━━ Recorded data
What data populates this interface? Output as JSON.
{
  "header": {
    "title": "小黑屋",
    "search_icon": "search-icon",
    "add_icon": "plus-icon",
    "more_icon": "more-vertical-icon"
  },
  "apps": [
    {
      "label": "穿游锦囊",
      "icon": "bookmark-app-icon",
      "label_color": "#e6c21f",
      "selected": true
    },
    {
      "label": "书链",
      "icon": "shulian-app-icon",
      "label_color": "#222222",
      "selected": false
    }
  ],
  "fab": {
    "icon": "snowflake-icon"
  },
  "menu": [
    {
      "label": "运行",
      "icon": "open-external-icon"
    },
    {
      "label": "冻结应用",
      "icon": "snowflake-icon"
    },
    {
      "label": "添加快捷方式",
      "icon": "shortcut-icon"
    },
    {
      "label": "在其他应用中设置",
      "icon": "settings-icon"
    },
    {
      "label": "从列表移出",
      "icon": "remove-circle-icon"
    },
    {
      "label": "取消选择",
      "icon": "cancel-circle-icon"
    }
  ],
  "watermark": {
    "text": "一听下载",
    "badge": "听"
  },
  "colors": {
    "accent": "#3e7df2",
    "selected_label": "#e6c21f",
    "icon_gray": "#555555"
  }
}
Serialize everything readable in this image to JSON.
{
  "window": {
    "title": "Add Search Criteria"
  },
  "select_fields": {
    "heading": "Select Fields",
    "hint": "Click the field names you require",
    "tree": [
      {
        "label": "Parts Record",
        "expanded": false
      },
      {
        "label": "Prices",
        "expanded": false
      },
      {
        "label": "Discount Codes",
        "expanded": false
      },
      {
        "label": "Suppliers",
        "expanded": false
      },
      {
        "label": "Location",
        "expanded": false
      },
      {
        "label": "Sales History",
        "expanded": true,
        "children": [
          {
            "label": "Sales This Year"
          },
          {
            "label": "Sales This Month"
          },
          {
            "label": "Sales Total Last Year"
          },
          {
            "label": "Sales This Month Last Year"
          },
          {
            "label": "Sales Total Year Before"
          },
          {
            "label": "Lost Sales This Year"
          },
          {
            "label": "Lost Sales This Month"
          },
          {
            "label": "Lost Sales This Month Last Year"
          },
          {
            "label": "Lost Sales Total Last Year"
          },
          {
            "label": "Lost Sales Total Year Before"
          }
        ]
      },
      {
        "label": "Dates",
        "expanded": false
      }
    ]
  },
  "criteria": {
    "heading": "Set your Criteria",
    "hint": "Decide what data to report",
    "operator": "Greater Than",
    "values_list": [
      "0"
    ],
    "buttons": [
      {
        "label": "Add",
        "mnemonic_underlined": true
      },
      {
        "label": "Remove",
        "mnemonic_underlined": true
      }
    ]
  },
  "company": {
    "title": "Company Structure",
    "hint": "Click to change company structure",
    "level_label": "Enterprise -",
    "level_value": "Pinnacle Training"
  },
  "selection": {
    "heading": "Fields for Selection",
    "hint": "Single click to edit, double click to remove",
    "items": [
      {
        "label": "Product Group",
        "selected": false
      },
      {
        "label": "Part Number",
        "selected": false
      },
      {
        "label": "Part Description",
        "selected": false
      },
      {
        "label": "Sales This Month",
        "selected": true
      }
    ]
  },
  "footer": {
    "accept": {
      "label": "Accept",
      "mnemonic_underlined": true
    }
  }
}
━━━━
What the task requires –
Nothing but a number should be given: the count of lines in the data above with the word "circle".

Response for this exercise –
2